EXERCISE INSTRUCTIONS = Copy out each line of the data that holds the string "JPEG".

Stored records
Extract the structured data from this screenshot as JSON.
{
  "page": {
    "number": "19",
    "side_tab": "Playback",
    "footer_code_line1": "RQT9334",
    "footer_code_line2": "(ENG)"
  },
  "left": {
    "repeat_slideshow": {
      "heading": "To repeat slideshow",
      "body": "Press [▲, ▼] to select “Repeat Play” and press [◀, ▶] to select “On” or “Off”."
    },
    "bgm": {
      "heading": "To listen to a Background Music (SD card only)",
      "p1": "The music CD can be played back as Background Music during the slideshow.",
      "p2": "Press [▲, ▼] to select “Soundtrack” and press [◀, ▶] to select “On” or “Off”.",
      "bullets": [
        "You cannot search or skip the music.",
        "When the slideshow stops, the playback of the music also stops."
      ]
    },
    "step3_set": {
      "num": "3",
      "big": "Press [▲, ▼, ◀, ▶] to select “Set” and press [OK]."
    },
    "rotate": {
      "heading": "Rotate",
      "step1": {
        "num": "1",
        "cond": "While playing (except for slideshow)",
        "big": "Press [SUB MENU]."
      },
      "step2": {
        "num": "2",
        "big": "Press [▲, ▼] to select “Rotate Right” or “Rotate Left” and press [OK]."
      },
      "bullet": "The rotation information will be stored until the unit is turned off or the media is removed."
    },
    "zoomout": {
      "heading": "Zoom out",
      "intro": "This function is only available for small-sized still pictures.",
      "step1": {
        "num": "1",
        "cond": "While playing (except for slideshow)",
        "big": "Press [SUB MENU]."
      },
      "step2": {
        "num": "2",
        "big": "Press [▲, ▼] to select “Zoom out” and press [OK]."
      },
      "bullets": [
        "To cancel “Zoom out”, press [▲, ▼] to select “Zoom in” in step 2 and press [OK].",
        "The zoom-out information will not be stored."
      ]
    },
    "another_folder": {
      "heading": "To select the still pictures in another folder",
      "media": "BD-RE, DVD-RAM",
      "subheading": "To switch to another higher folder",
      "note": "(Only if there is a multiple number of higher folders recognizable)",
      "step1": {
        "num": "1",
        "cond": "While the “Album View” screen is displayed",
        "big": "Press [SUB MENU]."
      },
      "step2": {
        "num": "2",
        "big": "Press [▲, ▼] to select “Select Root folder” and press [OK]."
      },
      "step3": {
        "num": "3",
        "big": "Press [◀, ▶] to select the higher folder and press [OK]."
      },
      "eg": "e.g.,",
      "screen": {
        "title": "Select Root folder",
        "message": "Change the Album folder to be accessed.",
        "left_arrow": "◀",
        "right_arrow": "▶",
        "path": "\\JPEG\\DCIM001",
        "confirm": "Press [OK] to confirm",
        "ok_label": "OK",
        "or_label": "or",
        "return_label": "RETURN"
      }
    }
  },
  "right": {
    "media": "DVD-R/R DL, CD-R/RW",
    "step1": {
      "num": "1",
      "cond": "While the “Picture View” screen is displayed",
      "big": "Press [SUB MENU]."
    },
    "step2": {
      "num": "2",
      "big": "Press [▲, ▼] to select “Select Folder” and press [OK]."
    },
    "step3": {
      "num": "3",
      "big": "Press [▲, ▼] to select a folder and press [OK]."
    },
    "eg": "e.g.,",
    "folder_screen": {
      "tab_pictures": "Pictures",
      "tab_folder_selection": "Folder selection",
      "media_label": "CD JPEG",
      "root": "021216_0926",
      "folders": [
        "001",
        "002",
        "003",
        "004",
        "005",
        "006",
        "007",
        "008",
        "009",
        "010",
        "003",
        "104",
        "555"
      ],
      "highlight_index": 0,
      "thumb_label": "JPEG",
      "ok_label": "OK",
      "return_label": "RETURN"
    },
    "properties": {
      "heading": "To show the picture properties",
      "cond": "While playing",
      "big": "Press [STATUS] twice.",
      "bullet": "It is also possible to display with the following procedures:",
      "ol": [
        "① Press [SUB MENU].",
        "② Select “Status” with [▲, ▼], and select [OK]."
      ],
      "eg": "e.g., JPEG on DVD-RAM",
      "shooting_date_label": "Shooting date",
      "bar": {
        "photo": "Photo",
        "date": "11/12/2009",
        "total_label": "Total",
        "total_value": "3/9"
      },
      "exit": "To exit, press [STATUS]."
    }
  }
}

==

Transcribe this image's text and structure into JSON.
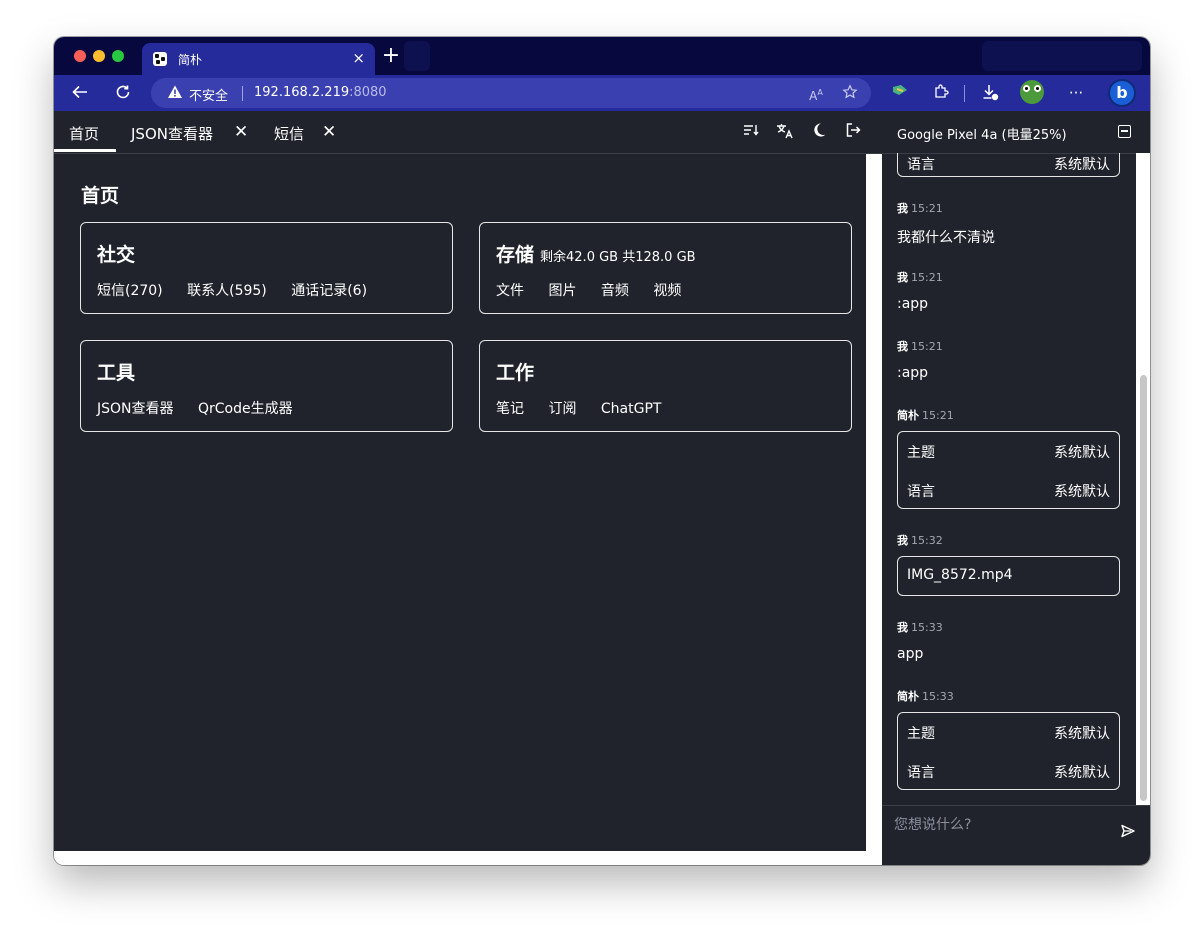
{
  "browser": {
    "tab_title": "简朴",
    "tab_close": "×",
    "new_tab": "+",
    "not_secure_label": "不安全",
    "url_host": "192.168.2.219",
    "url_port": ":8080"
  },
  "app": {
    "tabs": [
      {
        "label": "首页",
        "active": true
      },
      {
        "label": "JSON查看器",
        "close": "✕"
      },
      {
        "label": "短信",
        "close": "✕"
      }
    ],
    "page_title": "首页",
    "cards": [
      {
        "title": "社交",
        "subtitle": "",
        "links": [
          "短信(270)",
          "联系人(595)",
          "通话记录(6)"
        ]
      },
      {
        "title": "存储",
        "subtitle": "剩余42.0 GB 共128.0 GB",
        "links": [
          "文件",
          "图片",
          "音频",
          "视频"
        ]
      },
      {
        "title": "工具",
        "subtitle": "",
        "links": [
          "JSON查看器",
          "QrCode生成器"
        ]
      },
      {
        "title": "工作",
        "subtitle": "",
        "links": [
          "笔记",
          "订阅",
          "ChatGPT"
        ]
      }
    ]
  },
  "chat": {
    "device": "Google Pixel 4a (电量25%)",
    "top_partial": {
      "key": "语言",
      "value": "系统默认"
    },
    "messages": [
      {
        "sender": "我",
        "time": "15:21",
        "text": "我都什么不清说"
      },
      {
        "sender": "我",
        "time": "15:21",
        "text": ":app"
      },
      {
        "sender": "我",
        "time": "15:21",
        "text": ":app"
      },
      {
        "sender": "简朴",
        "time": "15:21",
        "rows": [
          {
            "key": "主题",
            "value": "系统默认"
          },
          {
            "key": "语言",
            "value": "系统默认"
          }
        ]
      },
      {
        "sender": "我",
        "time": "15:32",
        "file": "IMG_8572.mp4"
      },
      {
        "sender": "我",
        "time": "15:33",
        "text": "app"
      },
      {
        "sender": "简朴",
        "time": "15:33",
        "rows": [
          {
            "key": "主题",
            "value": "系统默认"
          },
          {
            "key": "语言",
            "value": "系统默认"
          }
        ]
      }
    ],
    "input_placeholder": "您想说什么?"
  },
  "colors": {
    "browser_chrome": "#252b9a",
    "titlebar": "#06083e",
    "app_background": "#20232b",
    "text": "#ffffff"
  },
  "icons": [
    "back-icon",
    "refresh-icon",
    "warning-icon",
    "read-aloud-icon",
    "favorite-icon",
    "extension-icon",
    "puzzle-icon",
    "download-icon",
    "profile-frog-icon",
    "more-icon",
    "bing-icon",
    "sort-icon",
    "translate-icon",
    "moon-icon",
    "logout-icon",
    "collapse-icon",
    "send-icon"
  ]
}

RESPONSE FOR THIS EXERCISE =
        "path": "\\JPEG\\DCIM001",
      "media_label": "CD JPEG",
      "thumb_label": "JPEG",
      "eg": "e.g., JPEG on DVD-RAM",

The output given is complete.